#7: If performance will only run for half the day – make sure it starts in the morning.
We’re all a lot like kids or pets… if we’re not occupied, we’ll find some way to occupy ourselves…
There are two bench mark rules that you can rely on at a show: people are always more organized, motivated, and 'get with it' in the morning, and performance will always take longer than expected. If your performance showers are all sitting around for half the day doing nothing until their division is up, then when they do start, they will be lethargic and slow moving. Plus, you run a high risk of the show going far later into the evening than you planned. Hope you’re a night owl.
Keep these simple guidelines in mind when planning your next show and I guarantee that your showers will appreciate it! Remember that you want good size classes to make the competition worthwhile and challenging, but not so large that over the lunch break your judge contemplates an escape route through the ventilation system in the bathroom.
A basic performance class list in strip order:
The English and western subdivisions can be switched in order, but the classes themselves are combined with most like-entries, leaving out the most commonly participated in classes on their own, and still giving a place for any event. Great for all-mini shows, and less than around 8 performance showers total
A good standard sized classlist for most medium - large regional level shows:
Notice a few more classes are split out, but those group still remain related.
Native American Costume
Hunter over Fences
Huntseat Pleasure - Sport Breeds
Huntseat Pleasure - Other Breeds
Western Trail - Natural setting
Western Trail - Arena setting
Western Pleasure - Stock Breeds
Western Pleasure - Other Breeds
A very extended class list:
This is great for a show expecting more than 30 or 35 showers, and with a history of full classes in the region. To give you an idea, I've only personally seen one show handle a class list this extensive with full classes and that was New England Performance Challenge. But it illustrates what you can split out further.
Harness: Combined Driving event
Arab Costume – Native
Arab Costume – Hollywood/Modern
Native American Costume
Historical Costume (medieval, cavalry, etc)
Showmanship/In Hand Events
Hunter Over Fences/Handy Hunter
Huntseat Pleasure – Sport Breeds
Huntseat Pleasure – Other Breeds
Dressage – lower level
Dressage – Upper Level
Saddleseat: Gaited (Big Lick, 5 gaited ASB, etc)
Saddleseat: Park/High Action (morgans, arabs, other 3 gaited breeds)
Saddleseat: Low Action/Pleasure (country pleasure, English pleasure, etc)
Working Western – Timed Events (roping, team penning, etc)
Working Western – Judged Events (cutting, working cowhorse, etc)
Speed Games (barrel racing, pole bending, etc)
Non-Speed Games (egg and spoon, bean bag toss, etc)
Western Pattern Classes (reining, W riding, etc)
Western Pleasure – Stock Breeds
Western Pleasure Other Breeds
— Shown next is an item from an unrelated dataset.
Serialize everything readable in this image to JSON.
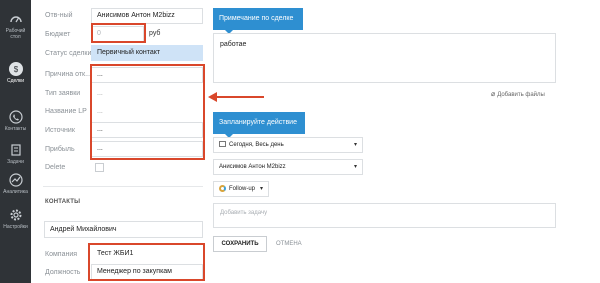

Obviously there are infinite ways to create a class list of the size best for your show, but the main key is this: make sense. Think about the order of the classes and whether your showers have time for likely tack changes, for example a horse used in saddleseat will not as likely be used in either dressage or working western.. thus why I placed saddleseat between the English and western divisions: few cross entries, and gives time for entrants to switch tack on versatility horses from English to western. Also think about the classes you combine: what key characteristics do they share that make them a good combo. If you only want 2 jumping classes in English, then I suggest combining jumper and cross country because they are both 3 day eventing classes, have similar allowances in equipment, and are both timed events with potential faults. Hunter over fences on the other hand is a judged event based on form and control.